───── The input

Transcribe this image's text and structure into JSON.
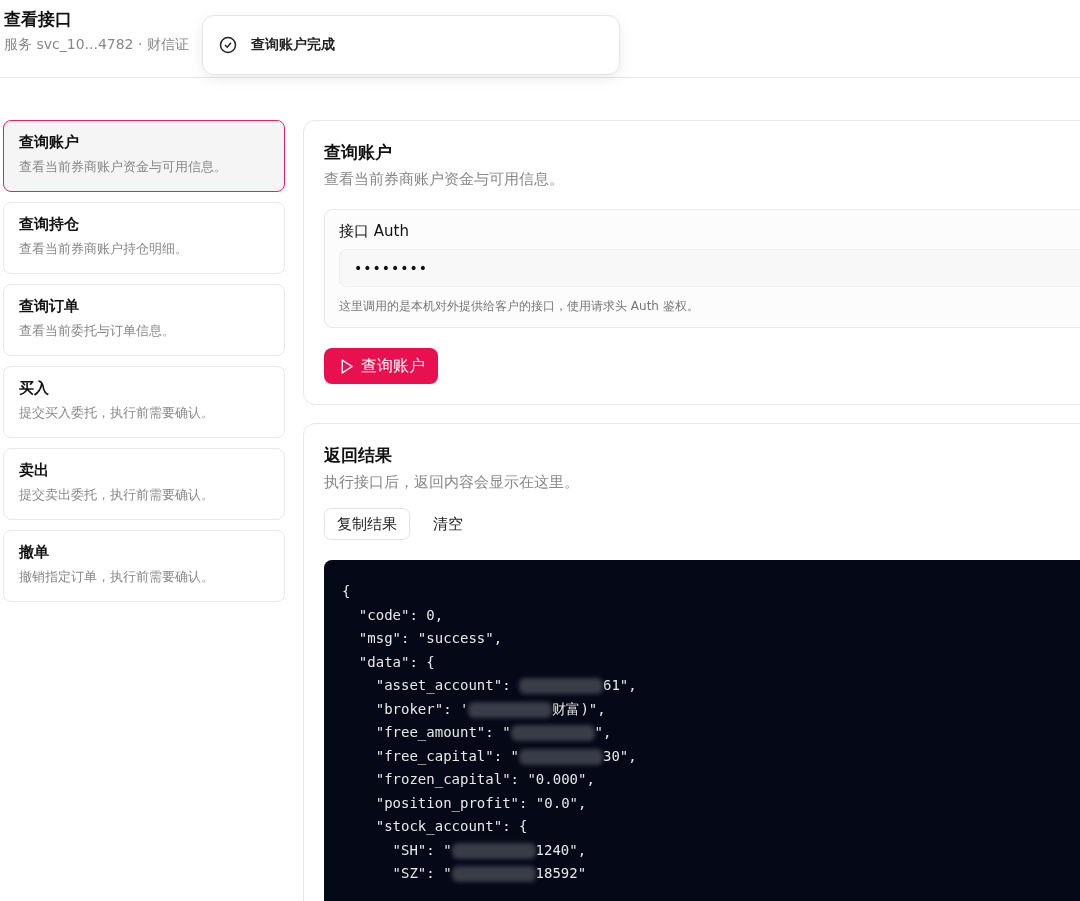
{
  "header": {
    "title": "查看接口",
    "subtitle": "服务 svc_10...4782 · 财信证"
  },
  "toast": {
    "text": "查询账户完成"
  },
  "sidebar": {
    "items": [
      {
        "title": "查询账户",
        "description": "查看当前券商账户资金与可用信息。",
        "selected": true
      },
      {
        "title": "查询持仓",
        "description": "查看当前券商账户持仓明细。",
        "selected": false
      },
      {
        "title": "查询订单",
        "description": "查看当前委托与订单信息。",
        "selected": false
      },
      {
        "title": "买入",
        "description": "提交买入委托，执行前需要确认。",
        "selected": false
      },
      {
        "title": "卖出",
        "description": "提交卖出委托，执行前需要确认。",
        "selected": false
      },
      {
        "title": "撤单",
        "description": "撤销指定订单，执行前需要确认。",
        "selected": false
      }
    ]
  },
  "request_panel": {
    "title": "查询账户",
    "description": "查看当前券商账户资金与可用信息。",
    "auth": {
      "label": "接口 Auth",
      "value": "••••••••",
      "hint": "这里调用的是本机对外提供给客户的接口，使用请求头 Auth 鉴权。"
    },
    "run_button": "查询账户"
  },
  "result_panel": {
    "title": "返回结果",
    "description": "执行接口后，返回内容会显示在这里。",
    "buttons": [
      {
        "label": "复制结果",
        "kind": "outlined"
      },
      {
        "label": "清空",
        "kind": "plain"
      }
    ],
    "code_lines": [
      {
        "segments": [
          {
            "kind": "text",
            "text": "{"
          }
        ]
      },
      {
        "segments": [
          {
            "kind": "text",
            "text": "  \"code\": 0,"
          }
        ]
      },
      {
        "segments": [
          {
            "kind": "text",
            "text": "  \"msg\": \"success\","
          }
        ]
      },
      {
        "segments": [
          {
            "kind": "text",
            "text": "  \"data\": {"
          }
        ]
      },
      {
        "segments": [
          {
            "kind": "text",
            "text": "    \"asset_account\": "
          },
          {
            "kind": "redacted"
          },
          {
            "kind": "text",
            "text": "61\","
          }
        ]
      },
      {
        "segments": [
          {
            "kind": "text",
            "text": "    \"broker\": '"
          },
          {
            "kind": "redacted"
          },
          {
            "kind": "text",
            "text": "财富)\","
          }
        ]
      },
      {
        "segments": [
          {
            "kind": "text",
            "text": "    \"free_amount\": \""
          },
          {
            "kind": "redacted"
          },
          {
            "kind": "text",
            "text": "\","
          }
        ]
      },
      {
        "segments": [
          {
            "kind": "text",
            "text": "    \"free_capital\": \""
          },
          {
            "kind": "redacted"
          },
          {
            "kind": "text",
            "text": "30\","
          }
        ]
      },
      {
        "segments": [
          {
            "kind": "text",
            "text": "    \"frozen_capital\": \"0.000\","
          }
        ]
      },
      {
        "segments": [
          {
            "kind": "text",
            "text": "    \"position_profit\": \"0.0\","
          }
        ]
      },
      {
        "segments": [
          {
            "kind": "text",
            "text": "    \"stock_account\": {"
          }
        ]
      },
      {
        "segments": [
          {
            "kind": "text",
            "text": "      \"SH\": \""
          },
          {
            "kind": "redacted"
          },
          {
            "kind": "text",
            "text": "1240\","
          }
        ]
      },
      {
        "segments": [
          {
            "kind": "text",
            "text": "      \"SZ\": \""
          },
          {
            "kind": "redacted"
          },
          {
            "kind": "text",
            "text": "18592\""
          }
        ]
      }
    ]
  }
}
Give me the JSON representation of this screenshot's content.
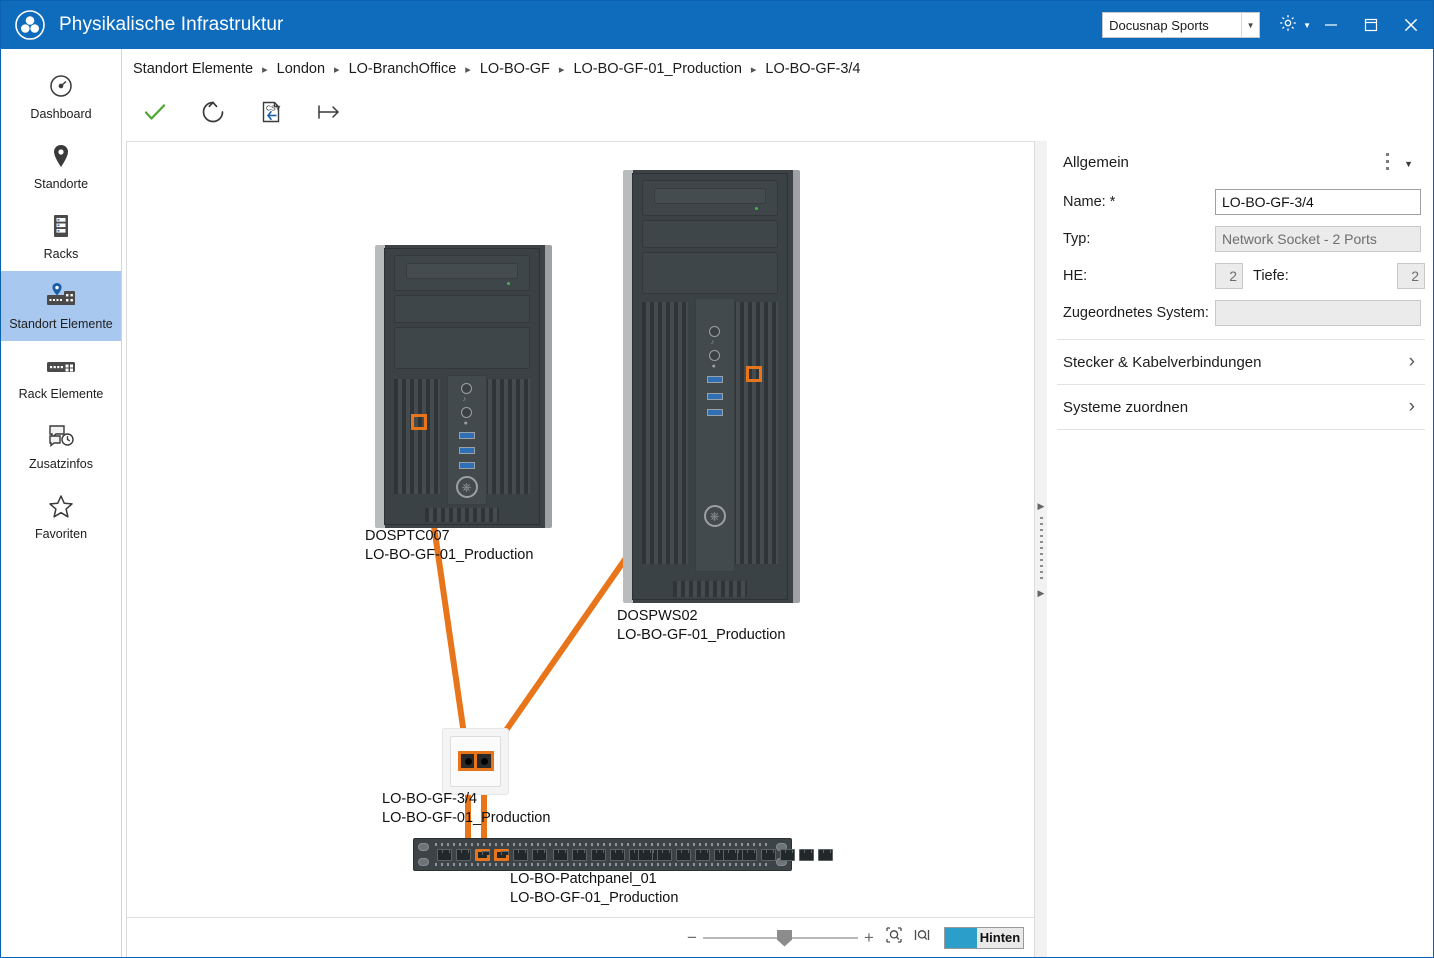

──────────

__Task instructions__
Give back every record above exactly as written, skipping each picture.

__Written response__
Transcribe this image's text and structure into JSON.
{
  "header": {
    "title": "查看接口",
    "subtitle": "服务 svc_10...4782 · 财信证"
  },
  "toast": {
    "text": "查询账户完成"
  },
  "sidebar": {
    "items": [
      {
        "title": "查询账户",
        "description": "查看当前券商账户资金与可用信息。",
        "selected": true
      },
      {
        "title": "查询持仓",
        "description": "查看当前券商账户持仓明细。",
        "selected": false
      },
      {
        "title": "查询订单",
        "description": "查看当前委托与订单信息。",
        "selected": false
      },
      {
        "title": "买入",
        "description": "提交买入委托，执行前需要确认。",
        "selected": false
      },
      {
        "title": "卖出",
        "description": "提交卖出委托，执行前需要确认。",
        "selected": false
      },
      {
        "title": "撤单",
        "description": "撤销指定订单，执行前需要确认。",
        "selected": false
      }
    ]
  },
  "request_panel": {
    "title": "查询账户",
    "description": "查看当前券商账户资金与可用信息。",
    "auth": {
      "label": "接口 Auth",
      "value": "••••••••",
      "hint": "这里调用的是本机对外提供给客户的接口，使用请求头 Auth 鉴权。"
    },
    "run_button": "查询账户"
  },
  "result_panel": {
    "title": "返回结果",
    "description": "执行接口后，返回内容会显示在这里。",
    "buttons": [
      {
        "label": "复制结果",
        "kind": "outlined"
      },
      {
        "label": "清空",
        "kind": "plain"
      }
    ],
    "code_lines": [
      {
        "segments": [
          {
            "kind": "text",
            "text": "{"
          }
        ]
      },
      {
        "segments": [
          {
            "kind": "text",
            "text": "  \"code\": 0,"
          }
        ]
      },
      {
        "segments": [
          {
            "kind": "text",
            "text": "  \"msg\": \"success\","
          }
        ]
      },
      {
        "segments": [
          {
            "kind": "text",
            "text": "  \"data\": {"
          }
        ]
      },
      {
        "segments": [
          {
            "kind": "text",
            "text": "    \"asset_account\": "
          },
          {
            "kind": "redacted"
          },
          {
            "kind": "text",
            "text": "61\","
          }
        ]
      },
      {
        "segments": [
          {
            "kind": "text",
            "text": "    \"broker\": '"
          },
          {
            "kind": "redacted"
          },
          {
            "kind": "text",
            "text": "财富)\","
          }
        ]
      },
      {
        "segments": [
          {
            "kind": "text",
            "text": "    \"free_amount\": \""
          },
          {
            "kind": "redacted"
          },
          {
            "kind": "text",
            "text": "\","
          }
        ]
      },
      {
        "segments": [
          {
            "kind": "text",
            "text": "    \"free_capital\": \""
          },
          {
            "kind": "redacted"
          },
          {
            "kind": "text",
            "text": "30\","
          }
        ]
      },
      {
        "segments": [
          {
            "kind": "text",
            "text": "    \"frozen_capital\": \"0.000\","
          }
        ]
      },
      {
        "segments": [
          {
            "kind": "text",
            "text": "    \"position_profit\": \"0.0\","
          }
        ]
      },
      {
        "segments": [
          {
            "kind": "text",
            "text": "    \"stock_account\": {"
          }
        ]
      },
      {
        "segments": [
          {
            "kind": "text",
            "text": "      \"SH\": \""
          },
          {
            "kind": "redacted"
          },
          {
            "kind": "text",
            "text": "1240\","
          }
        ]
      },
      {
        "segments": [
          {
            "kind": "text",
            "text": "      \"SZ\": \""
          },
          {
            "kind": "redacted"
          },
          {
            "kind": "text",
            "text": "18592\""
          }
        ]
      }
    ]
  }
}
Give me the JSON representation of this screenshot's content.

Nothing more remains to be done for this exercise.